Whether a famous artist, emerging artist, an artist starting out, or a gallery, auction house, collector or anyone else is in the art business, cost is of the upmost importance. Art is, ultimately, a business.
A portrait’s cost, or selling price for the art community, is based on the sell-ability of the artist and their particular segment of the market. The basic thought that is always present remains: whether or not the client is going to like and buy a piece of artwork.
The part that many do not understand is that most artists don’t just “whip up” their portrait creations. It takes many years for an artist to perfect a commitment to their style. That is not to say that earlier paintings are not as good as paintings later on in an artist’s career; If the Artist is very good, their growth is natural and seamless – whether their styles change and evolve after many years, like Jackson Pollock – or their style continues unchanged throughout their career like the genius of Norman Rockwell. Either way, every artist starts out with a particular style, and when the time is right that style takes ahold of the artist. This perfection-over-time increases the value, cost or price point of an artist’s work and the finished painting.
People must like the painting, of course, for without public appreciation, any art will be hard to sell. So an artist has to reach out to the public that will like and purchase their work.
Again, artists start with a blank canvas. This is hard for many to imagine because they simply see the finished product and there is very little understanding about how the artist puts down on paper (or canvas or whatever medium) an idea that is in their mind. This is the first and all important “genius spark” of a work of art. Even after this epiphany, there are many things that can go wrong. Bringing the art from a thought to reality is a struggle that is both a pleasure and a challenge.

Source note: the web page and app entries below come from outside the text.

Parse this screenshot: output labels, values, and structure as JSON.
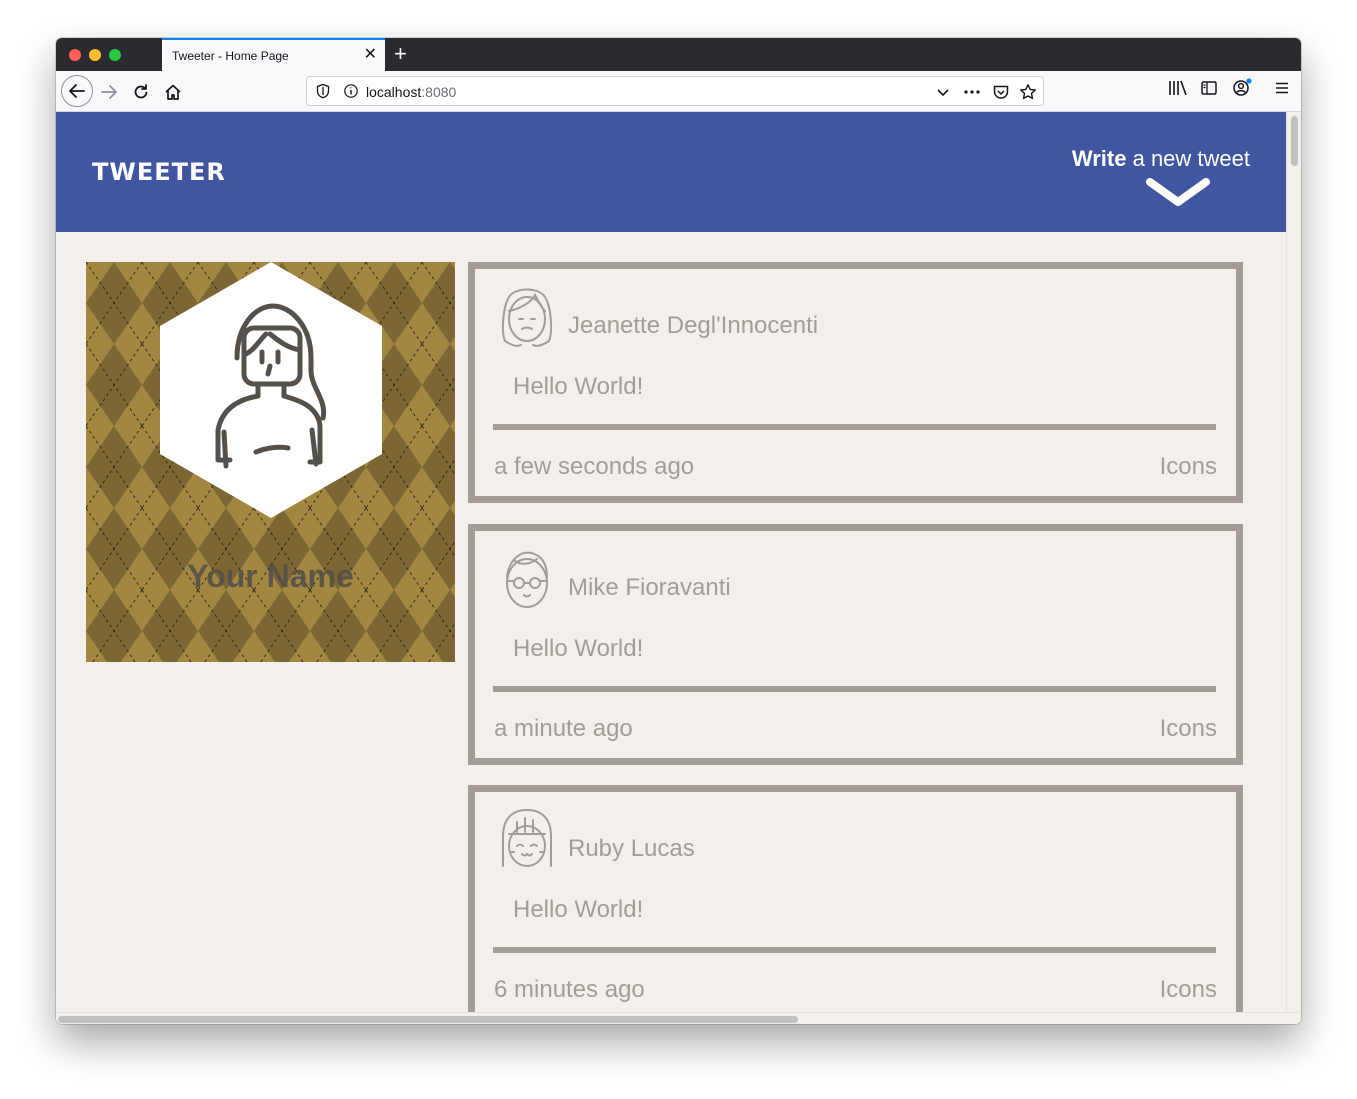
{
  "browser": {
    "tab_title": "Tweeter - Home Page",
    "url_host": "localhost",
    "url_port": ":8080"
  },
  "header": {
    "logo": "TWEETER",
    "compose_bold": "Write",
    "compose_rest": " a new tweet"
  },
  "profile": {
    "name": "Your Name",
    "background_color": "#a38640"
  },
  "tweets": [
    {
      "author": "Jeanette Degl'Innocenti",
      "text": "Hello World!",
      "time": "a few seconds ago",
      "icons_label": "Icons"
    },
    {
      "author": "Mike Fioravanti",
      "text": "Hello World!",
      "time": "a minute ago",
      "icons_label": "Icons"
    },
    {
      "author": "Ruby Lucas",
      "text": "Hello World!",
      "time": "6 minutes ago",
      "icons_label": "Icons"
    }
  ],
  "colors": {
    "header": "#4056a1",
    "page_bg": "#f3f0ec",
    "tweet_border": "#a49d97"
  }
}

The mind must stay focused into every aspect of the piece from beginning to end in order to successfully finish and discover their masterpiece.
Usually the price reflects this internal struggle and is well worth it – a fact that is especially true when a client enjoys the art and wants it in their collection.
Written by: L.A. Cline, Master Pastel Artist